One number, and no other words, should make up the answer: how many lines of the listing contain the string "avatar".
- Opening Delimiter -
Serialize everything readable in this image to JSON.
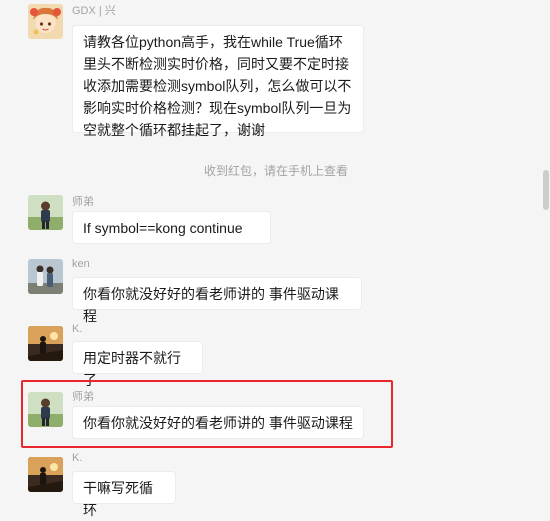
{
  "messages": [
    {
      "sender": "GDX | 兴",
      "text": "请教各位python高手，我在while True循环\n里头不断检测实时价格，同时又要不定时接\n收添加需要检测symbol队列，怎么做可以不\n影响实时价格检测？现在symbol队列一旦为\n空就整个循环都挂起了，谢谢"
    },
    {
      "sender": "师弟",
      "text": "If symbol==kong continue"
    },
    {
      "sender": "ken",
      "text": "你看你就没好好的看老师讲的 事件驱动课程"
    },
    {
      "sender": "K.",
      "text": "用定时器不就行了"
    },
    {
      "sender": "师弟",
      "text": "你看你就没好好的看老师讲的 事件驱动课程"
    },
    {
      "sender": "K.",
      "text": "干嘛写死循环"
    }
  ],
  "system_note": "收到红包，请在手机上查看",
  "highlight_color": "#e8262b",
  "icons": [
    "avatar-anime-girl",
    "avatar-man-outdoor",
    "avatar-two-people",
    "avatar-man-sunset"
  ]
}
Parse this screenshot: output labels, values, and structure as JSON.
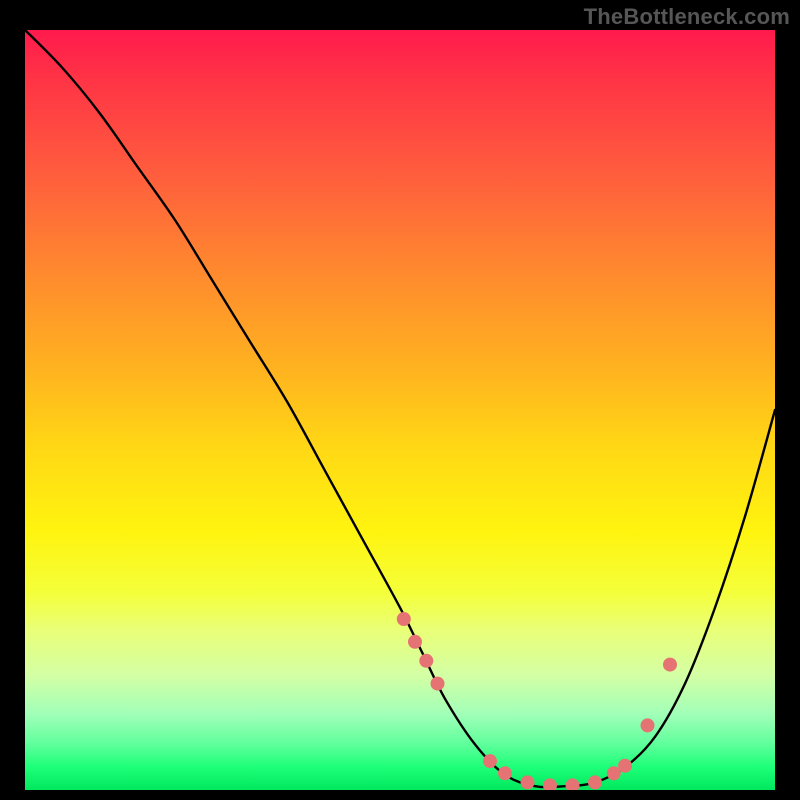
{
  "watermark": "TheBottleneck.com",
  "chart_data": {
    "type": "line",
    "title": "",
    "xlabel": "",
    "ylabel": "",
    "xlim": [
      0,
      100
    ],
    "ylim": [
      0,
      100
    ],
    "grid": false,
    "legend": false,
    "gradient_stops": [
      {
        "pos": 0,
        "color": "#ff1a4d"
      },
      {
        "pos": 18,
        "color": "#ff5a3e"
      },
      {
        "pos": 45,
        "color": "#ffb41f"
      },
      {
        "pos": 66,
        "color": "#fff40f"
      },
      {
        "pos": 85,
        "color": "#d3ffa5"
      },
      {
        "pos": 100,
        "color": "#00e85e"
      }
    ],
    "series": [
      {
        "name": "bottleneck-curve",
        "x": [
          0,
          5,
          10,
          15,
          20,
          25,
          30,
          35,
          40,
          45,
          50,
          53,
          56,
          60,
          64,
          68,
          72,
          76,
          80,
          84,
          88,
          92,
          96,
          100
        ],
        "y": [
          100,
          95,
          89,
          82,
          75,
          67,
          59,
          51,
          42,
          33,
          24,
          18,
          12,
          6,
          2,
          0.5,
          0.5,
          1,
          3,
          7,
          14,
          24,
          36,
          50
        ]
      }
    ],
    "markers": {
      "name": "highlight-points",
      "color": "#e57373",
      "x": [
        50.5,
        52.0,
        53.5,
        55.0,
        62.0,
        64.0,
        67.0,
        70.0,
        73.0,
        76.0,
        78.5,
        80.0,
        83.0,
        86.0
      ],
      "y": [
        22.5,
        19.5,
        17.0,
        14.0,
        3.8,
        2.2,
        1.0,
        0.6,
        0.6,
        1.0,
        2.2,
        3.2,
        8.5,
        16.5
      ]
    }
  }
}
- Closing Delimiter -
§ TASK SOLUTION:
4